### Task requirements:
All of the entries are to be restated word for word.

....................

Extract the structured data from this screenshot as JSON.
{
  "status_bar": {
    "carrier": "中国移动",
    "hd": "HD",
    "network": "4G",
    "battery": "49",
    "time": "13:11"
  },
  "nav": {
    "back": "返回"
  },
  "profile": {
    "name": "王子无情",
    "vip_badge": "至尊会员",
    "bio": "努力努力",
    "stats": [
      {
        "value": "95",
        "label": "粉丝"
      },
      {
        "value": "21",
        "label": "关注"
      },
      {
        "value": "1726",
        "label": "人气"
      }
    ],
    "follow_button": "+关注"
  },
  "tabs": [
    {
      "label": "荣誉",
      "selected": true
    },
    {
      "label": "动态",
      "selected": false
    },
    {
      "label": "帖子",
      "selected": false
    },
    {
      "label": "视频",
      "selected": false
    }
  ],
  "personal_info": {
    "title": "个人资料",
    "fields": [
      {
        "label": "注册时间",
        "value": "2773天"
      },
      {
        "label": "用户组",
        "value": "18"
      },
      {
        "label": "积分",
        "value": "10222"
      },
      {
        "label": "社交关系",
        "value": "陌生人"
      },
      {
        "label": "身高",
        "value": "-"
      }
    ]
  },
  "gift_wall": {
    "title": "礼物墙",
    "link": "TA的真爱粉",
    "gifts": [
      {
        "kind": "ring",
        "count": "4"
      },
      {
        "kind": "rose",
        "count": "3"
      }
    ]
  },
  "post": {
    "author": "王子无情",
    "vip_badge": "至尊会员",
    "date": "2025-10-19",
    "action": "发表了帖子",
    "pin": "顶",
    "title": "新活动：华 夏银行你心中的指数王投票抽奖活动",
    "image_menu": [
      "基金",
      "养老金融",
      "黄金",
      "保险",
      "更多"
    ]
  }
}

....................

### Expected answer:
Extract the structured data from this screenshot as JSON.
{
  "status_bar": {
    "carrier": "中国移动",
    "hd": "HD",
    "network": "4G",
    "battery": "49",
    "time": "13:11"
  },
  "nav": {
    "back": "返回"
  },
  "profile": {
    "name": "王子无情",
    "vip_badge": "至尊会员",
    "bio": "努力努力",
    "stats": [
      {
        "value": "95",
        "label": "粉丝"
      },
      {
        "value": "21",
        "label": "关注"
      },
      {
        "value": "1726",
        "label": "人气"
      }
    ],
    "follow_button": "+关注"
  },
  "tabs": [
    {
      "label": "荣誉",
      "selected": true
    },
    {
      "label": "动态",
      "selected": false
    },
    {
      "label": "帖子",
      "selected": false
    },
    {
      "label": "视频",
      "selected": false
    }
  ],
  "personal_info": {
    "title": "个人资料",
    "fields": [
      {
        "label": "注册时间",
        "value": "2773天"
      },
      {
        "label": "用户组",
        "value": "18"
      },
      {
        "label": "积分",
        "value": "10222"
      },
      {
        "label": "社交关系",
        "value": "陌生人"
      },
      {
        "label": "身高",
        "value": "-"
      }
    ]
  },
  "gift_wall": {
    "title": "礼物墙",
    "link": "TA的真爱粉",
    "gifts": [
      {
        "kind": "ring",
        "count": "4"
      },
      {
        "kind": "rose",
        "count": "3"
      }
    ]
  },
  "post": {
    "author": "王子无情",
    "vip_badge": "至尊会员",
    "date": "2025-10-19",
    "action": "发表了帖子",
    "pin": "顶",
    "title": "新活动：华 夏银行你心中的指数王投票抽奖活动",
    "image_menu": [
      "基金",
      "养老金融",
      "黄金",
      "保险",
      "更多"
    ]
  }
}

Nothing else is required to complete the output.